The Eurovision Song Contest, often referred to simply as Eurovision, or ESC is an annual song contest. The contest is held amongst countries who are members of the European Broadcasting Union (EBU). The countries eligible to compete opt in and out of the contest as they wish, and their participation is often dependent on the popularity amongst local audiences or monetary funds.
For the countries which choose to participate, their local television broadcasters put forward a song and an artist. This choice is completely up to the broadcaster, who may choose to internally select their act, or hold a national final – but we will get to what that means in the following articles!

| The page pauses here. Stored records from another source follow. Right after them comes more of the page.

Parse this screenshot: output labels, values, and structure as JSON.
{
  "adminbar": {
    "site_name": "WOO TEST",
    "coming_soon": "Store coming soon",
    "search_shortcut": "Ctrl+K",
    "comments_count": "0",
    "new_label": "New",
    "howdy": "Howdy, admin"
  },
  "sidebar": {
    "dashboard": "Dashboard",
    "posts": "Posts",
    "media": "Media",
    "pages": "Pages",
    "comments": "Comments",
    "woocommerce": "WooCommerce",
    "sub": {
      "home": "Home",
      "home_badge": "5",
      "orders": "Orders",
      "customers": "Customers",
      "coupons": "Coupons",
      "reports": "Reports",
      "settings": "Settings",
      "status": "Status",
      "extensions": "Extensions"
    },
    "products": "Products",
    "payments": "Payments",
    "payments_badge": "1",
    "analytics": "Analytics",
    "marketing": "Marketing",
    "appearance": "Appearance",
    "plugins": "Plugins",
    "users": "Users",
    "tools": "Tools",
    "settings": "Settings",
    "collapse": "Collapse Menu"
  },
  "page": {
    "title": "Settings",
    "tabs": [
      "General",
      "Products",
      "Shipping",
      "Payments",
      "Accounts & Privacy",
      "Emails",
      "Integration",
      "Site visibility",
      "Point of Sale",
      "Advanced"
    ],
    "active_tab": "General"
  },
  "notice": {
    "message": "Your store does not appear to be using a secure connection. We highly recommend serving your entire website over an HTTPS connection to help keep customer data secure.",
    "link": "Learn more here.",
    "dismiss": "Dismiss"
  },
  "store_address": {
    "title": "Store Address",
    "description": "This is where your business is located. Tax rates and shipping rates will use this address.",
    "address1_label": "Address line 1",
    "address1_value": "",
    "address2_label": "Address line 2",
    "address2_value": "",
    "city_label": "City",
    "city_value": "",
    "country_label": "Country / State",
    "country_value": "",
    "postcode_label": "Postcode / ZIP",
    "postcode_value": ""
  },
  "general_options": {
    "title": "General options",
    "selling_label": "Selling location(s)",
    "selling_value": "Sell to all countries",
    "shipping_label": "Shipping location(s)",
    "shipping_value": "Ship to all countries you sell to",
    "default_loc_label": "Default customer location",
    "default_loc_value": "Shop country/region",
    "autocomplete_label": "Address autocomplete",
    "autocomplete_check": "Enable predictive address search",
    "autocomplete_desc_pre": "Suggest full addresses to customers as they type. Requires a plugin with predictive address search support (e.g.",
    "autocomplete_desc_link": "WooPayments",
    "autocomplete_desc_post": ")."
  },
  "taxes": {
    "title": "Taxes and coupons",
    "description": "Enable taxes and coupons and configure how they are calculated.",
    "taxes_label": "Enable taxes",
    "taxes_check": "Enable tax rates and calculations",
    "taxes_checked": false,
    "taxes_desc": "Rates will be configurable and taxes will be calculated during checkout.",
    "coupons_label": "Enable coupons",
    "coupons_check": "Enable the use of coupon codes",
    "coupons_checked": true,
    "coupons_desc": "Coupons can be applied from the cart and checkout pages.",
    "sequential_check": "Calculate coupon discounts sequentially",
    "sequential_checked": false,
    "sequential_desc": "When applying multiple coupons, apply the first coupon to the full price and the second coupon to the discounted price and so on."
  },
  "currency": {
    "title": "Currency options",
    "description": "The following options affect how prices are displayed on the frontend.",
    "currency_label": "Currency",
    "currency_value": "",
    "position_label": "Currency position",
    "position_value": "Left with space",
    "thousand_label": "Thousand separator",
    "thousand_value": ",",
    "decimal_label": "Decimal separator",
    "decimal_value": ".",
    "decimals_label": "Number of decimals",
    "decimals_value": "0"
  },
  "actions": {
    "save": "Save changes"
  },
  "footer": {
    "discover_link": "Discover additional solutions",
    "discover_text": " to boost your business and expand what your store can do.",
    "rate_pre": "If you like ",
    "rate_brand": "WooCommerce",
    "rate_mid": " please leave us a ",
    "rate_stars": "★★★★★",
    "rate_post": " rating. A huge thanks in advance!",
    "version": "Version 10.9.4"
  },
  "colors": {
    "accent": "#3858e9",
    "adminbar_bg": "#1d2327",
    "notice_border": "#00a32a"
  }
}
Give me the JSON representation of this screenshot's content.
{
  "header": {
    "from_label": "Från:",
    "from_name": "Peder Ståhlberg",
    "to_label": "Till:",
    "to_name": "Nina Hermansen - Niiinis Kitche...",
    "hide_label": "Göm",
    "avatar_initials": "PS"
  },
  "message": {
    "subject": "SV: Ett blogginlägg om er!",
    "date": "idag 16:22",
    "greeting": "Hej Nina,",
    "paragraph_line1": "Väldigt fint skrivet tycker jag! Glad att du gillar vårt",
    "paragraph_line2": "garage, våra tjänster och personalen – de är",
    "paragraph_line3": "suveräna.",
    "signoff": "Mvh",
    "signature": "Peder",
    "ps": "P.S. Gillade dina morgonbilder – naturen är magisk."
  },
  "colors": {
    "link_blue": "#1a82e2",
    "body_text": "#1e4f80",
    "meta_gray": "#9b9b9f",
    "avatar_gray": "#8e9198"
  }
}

From here, the artists and the countries they represent are allocated to a semi-final, and a select bunch of countries called the Big 5 automatically qualify for the final, alongside the host country of that year.
Simply put, these countries and their representatives perform in their allocated semi-final and ten of these countries from each of the two semi-finals qualify to perform again in the grand-final. In total, 26 countries compete in the final – 10 from semi-final 1, 10 from semi-final 2 and the Big 5 + host country.
Qualification into the final, and then picking a winner comes from voting. Voting procedures have changed over time, much like many of the other rules, conditions and procedures. Currently, voting consists of televoting and jury voting, split at 50/50. More detail on the voting procedures will be in our following articles.
Ultimately, the country with the most votes wins the contest. I’ve been asked many times what the prize of winning the contest is – well, it is dissimilar from reality TV programs in the sense that no money is given to the winner. Simply, a trophy is handed to the winner, but the real prize is the honour of winning the contest, and the opportunity to host the show the next year. This may seem insufficient, but there are many benefits for successful artists and countries.
After the winner is chosen, the whole process begins again. Although the show is broadcast over only three nights, usually in May, I truly believe that the Eurovision journey each year doesn’t have a start, and doesn’t have an end. The joy of the contest is that there is always something happening.
Although this is only a very brief introduction, each of these stages of the contest will be explained in more detail as this series progresses. As always, we encourage questions and comments, and we hope you are encourages to learn more about Europe’s favourite contest.